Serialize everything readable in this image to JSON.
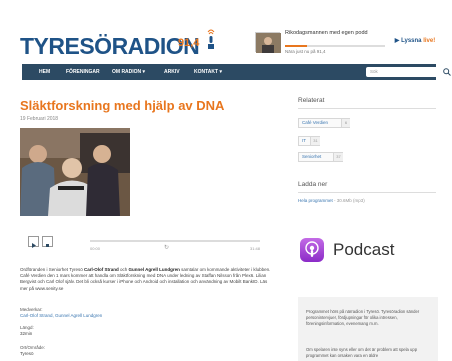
{
  "brand": {
    "logo_text": "TYRESÖRADION",
    "frequency": "91,4",
    "logo_color": "#1f5387",
    "accent_color": "#e8761e"
  },
  "now_playing": {
    "title": "Rikodagsmannen med egen podd",
    "subtitle": "Nära just nu på 91,4",
    "progress_fraction": 0.22
  },
  "listen_button": {
    "label": "Lyssna",
    "live_label": "live!"
  },
  "nav": {
    "items": [
      "HEM",
      "FÖRENINGAR",
      "OM RADION ▾",
      "ARKIV",
      "KONTAKT ▾"
    ],
    "search_placeholder": "Sök"
  },
  "article": {
    "title": "Släktforskning med hjälp av DNA",
    "date": "19 Februari 2018",
    "player": {
      "elapsed": "00:00",
      "duration": "31:48"
    },
    "description_lead": "Ordföranden i Seniorhet Tyresö ",
    "description_person1": "Carl-Olof Strand",
    "description_mid": " och ",
    "description_person2": "Gunnel Agrell Lundgren",
    "description_rest": " samtalar om kommande aktiviteter i klubben. Café Verdien den 1 mars kommer att handla om Släktforskning med DNA under ledning av Staffan Nilsson från Plex6. Lilian Bergvist och Carl Olof själv. Det bli också kurser i iPhone och Android och installation och användning av Mobilt BankID. Läs mer på www.senity.se",
    "participants_label": "Medverkar:",
    "participants_value": "Carl-Olof Strand, Gunnel Agrell Lundgren",
    "length_label": "Längd:",
    "length_value": "32min",
    "area_label": "Ort/Område:",
    "area_value": "Tyresö"
  },
  "sidebar": {
    "related_heading": "Relaterat",
    "tags": [
      {
        "label": "Café Verdien",
        "count": "6"
      },
      {
        "label": "IT",
        "count": "31"
      },
      {
        "label": "Seniorhet",
        "count": "37"
      }
    ],
    "download_heading": "Ladda ner",
    "download_link": "Hela programmet",
    "download_size": "- 30.6Mb (mp3)",
    "podcast_label": "Podcast",
    "info_text_1": "Programmet hörs på närradion i Tyresö. Tyresöradion sänder personintervjuer, fördjupningar för olika intressen, föreningsinformation, evenemang m.m.",
    "info_text_2": "Om spelaren inte syns eller om det är problem att spela upp programmet kan orsaken vara en äldre"
  }
}
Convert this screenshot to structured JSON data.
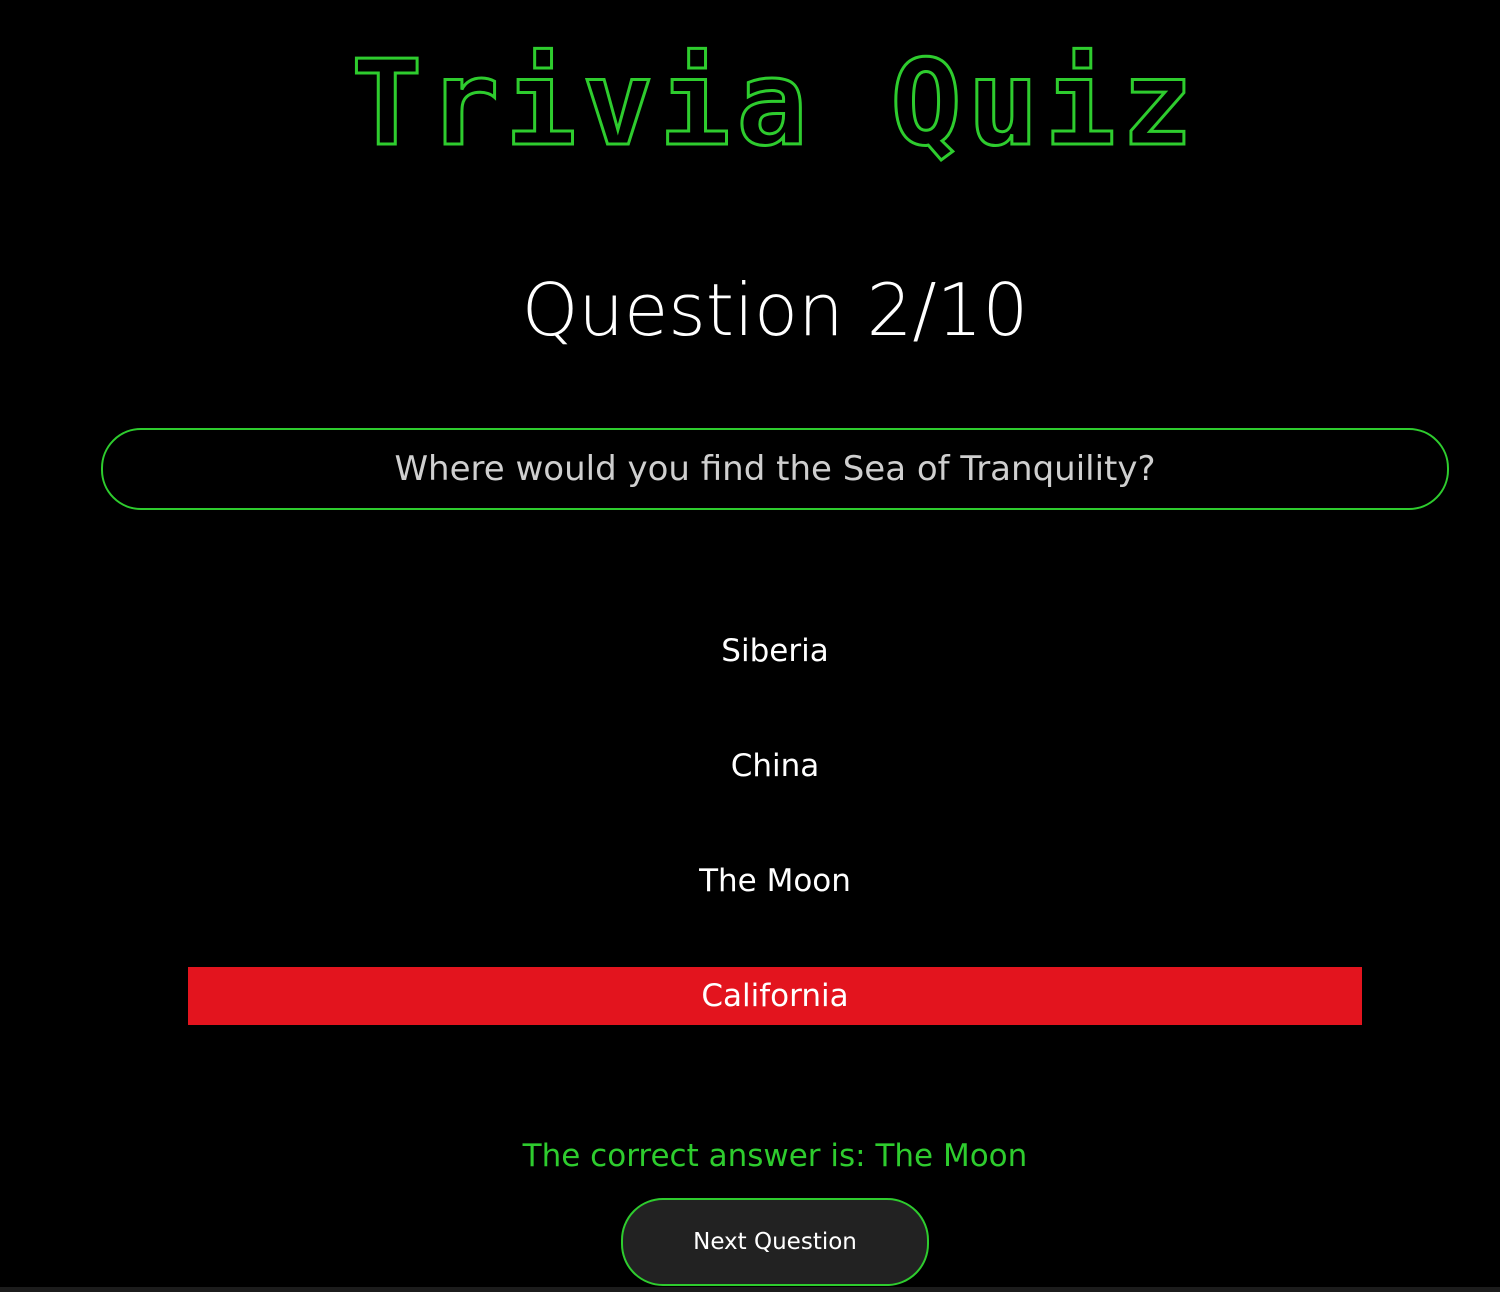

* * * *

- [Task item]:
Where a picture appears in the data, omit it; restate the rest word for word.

- [Exercise answer]:
Serialize everything readable in this image to JSON.
{
  "brand": {
    "logo_text": "TYRESÖRADION",
    "frequency": "91,4",
    "logo_color": "#1f5387",
    "accent_color": "#e8761e"
  },
  "now_playing": {
    "title": "Rikodagsmannen med egen podd",
    "subtitle": "Nära just nu på 91,4",
    "progress_fraction": 0.22
  },
  "listen_button": {
    "label": "Lyssna",
    "live_label": "live!"
  },
  "nav": {
    "items": [
      "HEM",
      "FÖRENINGAR",
      "OM RADION ▾",
      "ARKIV",
      "KONTAKT ▾"
    ],
    "search_placeholder": "Sök"
  },
  "article": {
    "title": "Släktforskning med hjälp av DNA",
    "date": "19 Februari 2018",
    "player": {
      "elapsed": "00:00",
      "duration": "31:48"
    },
    "description_lead": "Ordföranden i Seniorhet Tyresö ",
    "description_person1": "Carl-Olof Strand",
    "description_mid": " och ",
    "description_person2": "Gunnel Agrell Lundgren",
    "description_rest": " samtalar om kommande aktiviteter i klubben. Café Verdien den 1 mars kommer att handla om Släktforskning med DNA under ledning av Staffan Nilsson från Plex6. Lilian Bergvist och Carl Olof själv. Det bli också kurser i iPhone och Android och installation och användning av Mobilt BankID. Läs mer på www.senity.se",
    "participants_label": "Medverkar:",
    "participants_value": "Carl-Olof Strand, Gunnel Agrell Lundgren",
    "length_label": "Längd:",
    "length_value": "32min",
    "area_label": "Ort/Område:",
    "area_value": "Tyresö"
  },
  "sidebar": {
    "related_heading": "Relaterat",
    "tags": [
      {
        "label": "Café Verdien",
        "count": "6"
      },
      {
        "label": "IT",
        "count": "31"
      },
      {
        "label": "Seniorhet",
        "count": "37"
      }
    ],
    "download_heading": "Ladda ner",
    "download_link": "Hela programmet",
    "download_size": "- 30.6Mb (mp3)",
    "podcast_label": "Podcast",
    "info_text_1": "Programmet hörs på närradion i Tyresö. Tyresöradion sänder personintervjuer, fördjupningar för olika intressen, föreningsinformation, evenemang m.m.",
    "info_text_2": "Om spelaren inte syns eller om det är problem att spela upp programmet kan orsaken vara en äldre"
  }
}
Convert this screenshot to structured JSON data.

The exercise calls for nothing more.